AUSTIN – Past and present education commissioners improperly vetoed Travis County jurisdiction in a dispute over termination of a teacher who used corporal punishment, the Supreme Court of Texas ruled on April 23.
Former commissioner Shirley Neeley and current commissioner Robert Scott arguably engaged in forum shopping, Justice Eva Guzman wrote.
Teacher Samuel Papa and Presidio school trustees agreed to litigate in Travis County, but Neeley declared herself a party to the proceedings and withheld her agreement.
Guzman found 21 places in teacher termination law where "party" meant a teacher or a school board, and one where it also meant the commissioner.
"Courts must not give the words used by the Legislature an exaggerated, forced or constrained meaning," Guzman wrote.
The dispute now returns to Travis County District Judge Scott Jenkins.
The case began when trustees served a termination notice on Papa for violating their punishment policy.
An examiner held a full evidentiary hearing and recommended termination and trustees adopted the recommendation.
Papa petitioned Neeley under state law allowing a commissioner to review records of a teacher's hearing and oral argument before the trustees.
Neeley ordered the trustees to reinstate Papa or pay him a year's salary.
The trustees appealed, under a law providing venue in the county where a teacher worked or if the parties agree, in Travis County, where the Texas education commission is located in Austin.
The trustees chose Travis County, and Papa concurred. Neeley was designated as a party, as the law required.
But Neeley objected to Travis County and filed a plea to the jurisdiction, which Jenkins rejected.
Neeley petitioned the Third District appeals court in Austin, where Justices Jan Patterson, Bob Pemberton and David Puryear affirmed Jenkins.

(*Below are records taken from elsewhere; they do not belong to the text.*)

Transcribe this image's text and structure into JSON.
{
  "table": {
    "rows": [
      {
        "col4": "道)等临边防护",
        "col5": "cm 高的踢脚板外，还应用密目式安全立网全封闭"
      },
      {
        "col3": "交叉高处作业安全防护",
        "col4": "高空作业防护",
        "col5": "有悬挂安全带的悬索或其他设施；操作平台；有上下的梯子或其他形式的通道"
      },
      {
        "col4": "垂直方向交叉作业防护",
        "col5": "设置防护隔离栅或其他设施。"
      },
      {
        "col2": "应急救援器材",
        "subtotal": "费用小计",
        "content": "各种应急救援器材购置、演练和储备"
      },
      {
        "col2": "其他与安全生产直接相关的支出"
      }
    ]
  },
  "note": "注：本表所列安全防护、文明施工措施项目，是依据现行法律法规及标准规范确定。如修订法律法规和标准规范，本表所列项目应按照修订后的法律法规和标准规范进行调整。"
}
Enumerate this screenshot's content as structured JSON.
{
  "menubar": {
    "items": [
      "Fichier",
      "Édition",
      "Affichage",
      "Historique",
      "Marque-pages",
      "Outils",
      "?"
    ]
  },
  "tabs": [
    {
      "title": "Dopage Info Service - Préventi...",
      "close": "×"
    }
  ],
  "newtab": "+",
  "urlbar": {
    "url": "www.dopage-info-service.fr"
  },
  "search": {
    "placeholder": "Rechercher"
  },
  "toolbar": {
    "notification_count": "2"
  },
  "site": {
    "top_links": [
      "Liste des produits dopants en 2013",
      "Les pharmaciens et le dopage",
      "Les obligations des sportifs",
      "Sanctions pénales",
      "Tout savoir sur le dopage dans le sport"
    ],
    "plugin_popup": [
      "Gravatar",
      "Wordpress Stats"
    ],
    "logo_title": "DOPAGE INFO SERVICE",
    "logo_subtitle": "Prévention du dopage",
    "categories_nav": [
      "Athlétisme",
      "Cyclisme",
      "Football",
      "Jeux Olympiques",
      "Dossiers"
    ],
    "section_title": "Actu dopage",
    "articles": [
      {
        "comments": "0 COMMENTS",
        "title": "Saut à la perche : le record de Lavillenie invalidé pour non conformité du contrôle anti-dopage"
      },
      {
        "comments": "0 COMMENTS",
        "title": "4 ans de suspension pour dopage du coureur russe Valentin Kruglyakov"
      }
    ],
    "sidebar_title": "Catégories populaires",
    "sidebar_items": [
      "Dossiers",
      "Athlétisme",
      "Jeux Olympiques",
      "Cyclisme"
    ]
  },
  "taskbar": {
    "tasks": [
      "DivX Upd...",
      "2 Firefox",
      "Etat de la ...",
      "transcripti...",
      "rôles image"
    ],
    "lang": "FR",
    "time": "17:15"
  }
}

Then Pemberton and Puryear abruptly changed their minds, withdrew the opinion, reversed Jenkins, and stranded Patterson in dissent.
Pemberton wrote that legislators gave the commissioner veto power against defending judicial appeals in Travis County.
No one at the Supreme Court agreed.
Guzman wrote that a commissioner may not substitute his judgment for that of school trustees unless he finds their decision arbitrary, capricious or unlawful.
"The commissioner is a neutral arbiter performing a limited review of the board's decision and does not have a direct stake in the outcome," Guzman wrote.
"The Legislature's decision to designate the commissioner as a party to the appeal does not automatically import that meaning to every other use of the term 'party' regardless of the immediate context," she wrote.
"The commissioner cannot selectively choose a particular use of 'party' into which his chosen definition is poured while at the same time distinguishing every other use of the term where that meaning is contextually impossible," she wrote.
"Disregarding 21 uses of 'party' in the surrounding context, all of which do not include the commissioner, in favor of the single use that does is precisely the sort of exaggerated, forced or constrained meaning that we eschew," she wrote.
She discarded Scott's claim that a consenting party might be unaware of disadvantages in a Travis County appeal, requiring him to steer the party in another direction.
"Even if true, the parties are in the best position to make their own strategic decisions," she wrote.
Larry Baskind, Ken Slavin and Linda Samples represented the trustees.
Texas Attorney General Greg Abbott represented Scott, along with Bill Davis, Daniel Geyser, George Warner, Clarence Weber, David Morales and James Ho.